┌──
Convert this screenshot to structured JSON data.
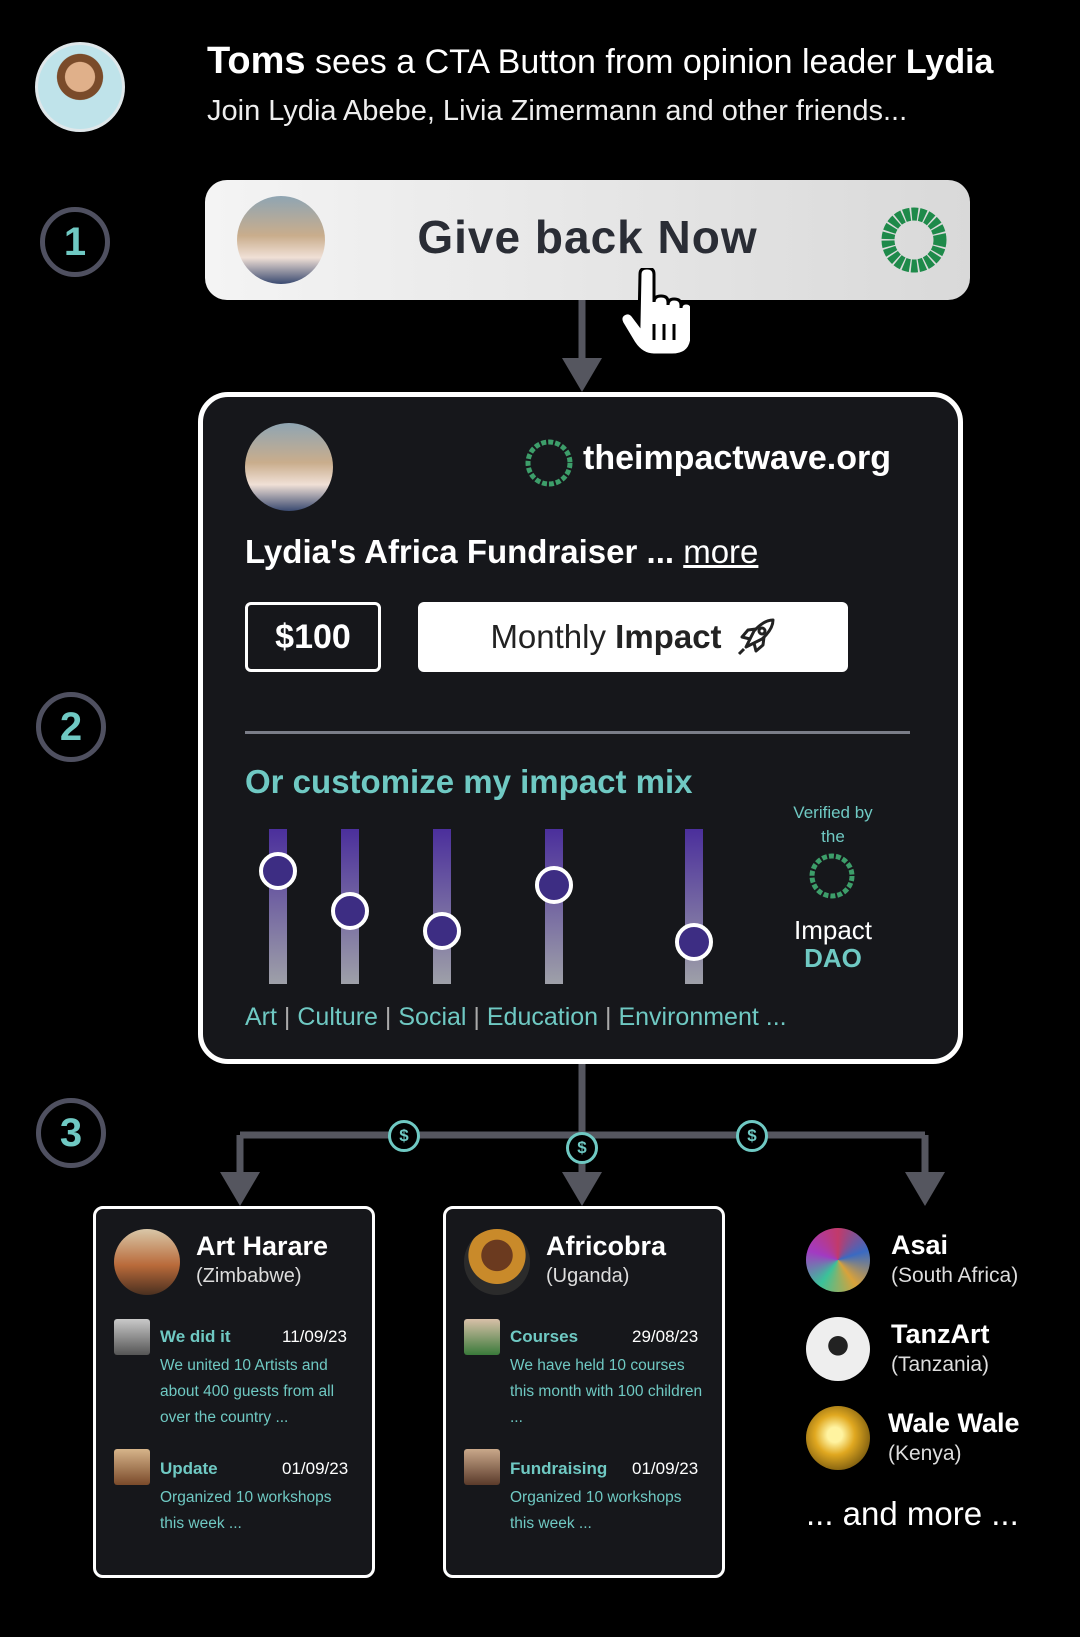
{
  "header": {
    "viewer_name": "Toms",
    "middle_text": "sees a CTA Button from opinion leader",
    "leader_name": "Lydia",
    "subtitle": "Join Lydia Abebe, Livia Zimermann and other friends..."
  },
  "steps": [
    "1",
    "2",
    "3"
  ],
  "cta": {
    "label": "Give back Now"
  },
  "card": {
    "domain": "theimpactwave.org",
    "fundraiser_title": "Lydia's Africa Fundraiser ...",
    "more_link": "more",
    "amount": "$100",
    "monthly_prefix": "Monthly",
    "monthly_bold": "Impact",
    "mix_title": "Or customize my impact mix",
    "sliders": [
      {
        "level": 0.73
      },
      {
        "level": 0.47
      },
      {
        "level": 0.34
      },
      {
        "level": 0.64
      },
      {
        "level": 0.27
      }
    ],
    "categories": [
      "Art",
      "Culture",
      "Social",
      "Education",
      "Environment ..."
    ],
    "verified_line1": "Verified by",
    "verified_line2": "the",
    "dao_line1": "Impact",
    "dao_line2": "DAO"
  },
  "coin_symbol": "$",
  "orgs": [
    {
      "name": "Art Harare",
      "country": "(Zimbabwe)",
      "posts": [
        {
          "title": "We did it",
          "date": "11/09/23",
          "body": "We united 10 Artists and about 400 guests from all over the country ..."
        },
        {
          "title": "Update",
          "date": "01/09/23",
          "body": "Organized 10 workshops this week ..."
        }
      ]
    },
    {
      "name": "Africobra",
      "country": "(Uganda)",
      "posts": [
        {
          "title": "Courses",
          "date": "29/08/23",
          "body": "We have held 10 courses this month with 100 children ..."
        },
        {
          "title": "Fundraising",
          "date": "01/09/23",
          "body": "Organized 10 workshops this week ..."
        }
      ]
    }
  ],
  "side_orgs": [
    {
      "name": "Asai",
      "country": "(South Africa)"
    },
    {
      "name": "TanzArt",
      "country": "(Tanzania)"
    },
    {
      "name": "Wale Wale",
      "country": "(Kenya)"
    }
  ],
  "and_more": "... and more ...",
  "colors": {
    "accent": "#6fc9c3",
    "green_logo": "#1e8a4a",
    "slider_top": "#4b2f9c",
    "step_ring": "#4f5060"
  }
}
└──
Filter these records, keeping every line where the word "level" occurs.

Answer for this exercise:
        "level": 0.73
        "level": 0.47
        "level": 0.34
        "level": 0.64
        "level": 0.27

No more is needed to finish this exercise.